Opposition to taxes seen as unjust or illegitimate has long been a spur to popular resistance, as in the English Peasants’ Revolt and in the preludes to the English Civil War and the American Revolution. Taxes may also be withheld to demonstrate opposition to particular policies, for example military budgets and preparations (see D.2.b.), or as part of a wider revolt against state policies, as in the Poujadist movement among small farmers in France in the 1950s. An important example of widespread resistance to a tax on the grounds it was unjust was the British poll tax movement of 1989-90, sparked by Mrs. Thatcher’s introduction of a ‘poll tax’ – a new flat rate local government tax on all individuals, regardless of their income. This movement, which led to the tax being revoked and helped to undermine Mrs. Thatcher’s tenure in office, has inspired a significant literature.
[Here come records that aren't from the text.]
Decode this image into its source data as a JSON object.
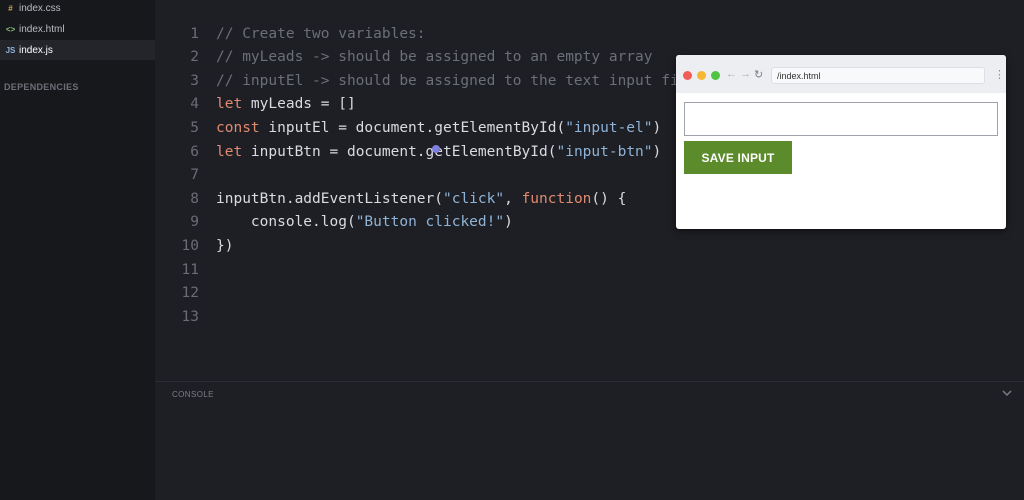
{
  "sidebar": {
    "files": [
      {
        "icon": "#",
        "name": "index.css"
      },
      {
        "icon": "<>",
        "name": "index.html"
      },
      {
        "icon": "JS",
        "name": "index.js"
      }
    ],
    "dependencies_label": "DEPENDENCIES"
  },
  "editor": {
    "lines": [
      {
        "n": "1",
        "segs": [
          {
            "t": "// Create two variables:",
            "c": "cm"
          }
        ]
      },
      {
        "n": "2",
        "segs": [
          {
            "t": "// myLeads -> should be assigned to an empty array",
            "c": "cm"
          }
        ]
      },
      {
        "n": "3",
        "segs": [
          {
            "t": "// inputEl -> should be assigned to the text input fi",
            "c": "cm"
          }
        ]
      },
      {
        "n": "4",
        "segs": [
          {
            "t": "let",
            "c": "kw"
          },
          {
            "t": " myLeads = []",
            "c": ""
          }
        ]
      },
      {
        "n": "5",
        "segs": [
          {
            "t": "const",
            "c": "kw"
          },
          {
            "t": " inputEl = document.getElementById(",
            "c": ""
          },
          {
            "t": "\"input-el\"",
            "c": "str"
          },
          {
            "t": ")",
            "c": ""
          }
        ]
      },
      {
        "n": "6",
        "segs": [
          {
            "t": "let",
            "c": "kw"
          },
          {
            "t": " inputBtn = document.getElementById(",
            "c": ""
          },
          {
            "t": "\"input-btn\"",
            "c": "str"
          },
          {
            "t": ")",
            "c": ""
          }
        ]
      },
      {
        "n": "7",
        "segs": []
      },
      {
        "n": "8",
        "segs": [
          {
            "t": "inputBtn.addEventListener(",
            "c": ""
          },
          {
            "t": "\"click\"",
            "c": "str"
          },
          {
            "t": ", ",
            "c": ""
          },
          {
            "t": "function",
            "c": "kw"
          },
          {
            "t": "() {",
            "c": ""
          }
        ]
      },
      {
        "n": "9",
        "segs": [
          {
            "t": "    console.log(",
            "c": ""
          },
          {
            "t": "\"Button clicked!\"",
            "c": "str"
          },
          {
            "t": ")",
            "c": ""
          }
        ]
      },
      {
        "n": "10",
        "segs": [
          {
            "t": "})",
            "c": ""
          }
        ]
      },
      {
        "n": "11",
        "segs": []
      },
      {
        "n": "12",
        "segs": []
      },
      {
        "n": "13",
        "segs": []
      }
    ]
  },
  "console": {
    "label": "CONSOLE"
  },
  "browser": {
    "url": "/index.html",
    "save_button": "SAVE INPUT",
    "input_value": ""
  },
  "colors": {
    "traffic_red": "#f25d54",
    "traffic_yellow": "#f7b731",
    "traffic_green": "#4fc442",
    "button_green": "#5b8b2a"
  }
}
Unfair targeting of the poor is one form of tax injustice. The other side of the coin, which has come increasingly into focus in recent years, is the failure of the very rich (individuals and in particular corporations) to pay their fair share of tax. Sit-in campaigns on this issue were promoted by UK Uncut, which targeted companies making large profits in Britain, but used accounting mechanisms to avoid paying any (or sufficient) tax to the UK exchequer (see A.8.d.). UK Uncut tactics and demands spread to some other countries, and were part of wider public, media and parliamentary criticism of the social irresponsibility of banks and large corporations. Tax avoidance and evasion is a global issue – particular important for poorer countries – and a range of civil society bodies in different countries have combined since 2011 to demand an end to secrecy on tax havens. The Tax Justice Network published a report in 2012 suggesting that 13 trillion pounds in financial wealth (excluding property) was hidden in secret tax havens. A whistleblower in the UK Revenue and Customs department in 2011 drew the attention of two parliamentary committees to another potential source of unfairness – tax authorities failing to enforce taxes of millions of pounds on major companies. Although there is potential for forms of direct action such as sit-ins and boycotts targeting companies (as Uncut demonstrated) much of the campaigning involves ‘tracing the tax’ and symbolic protests of the kind promoted by Christian Aid.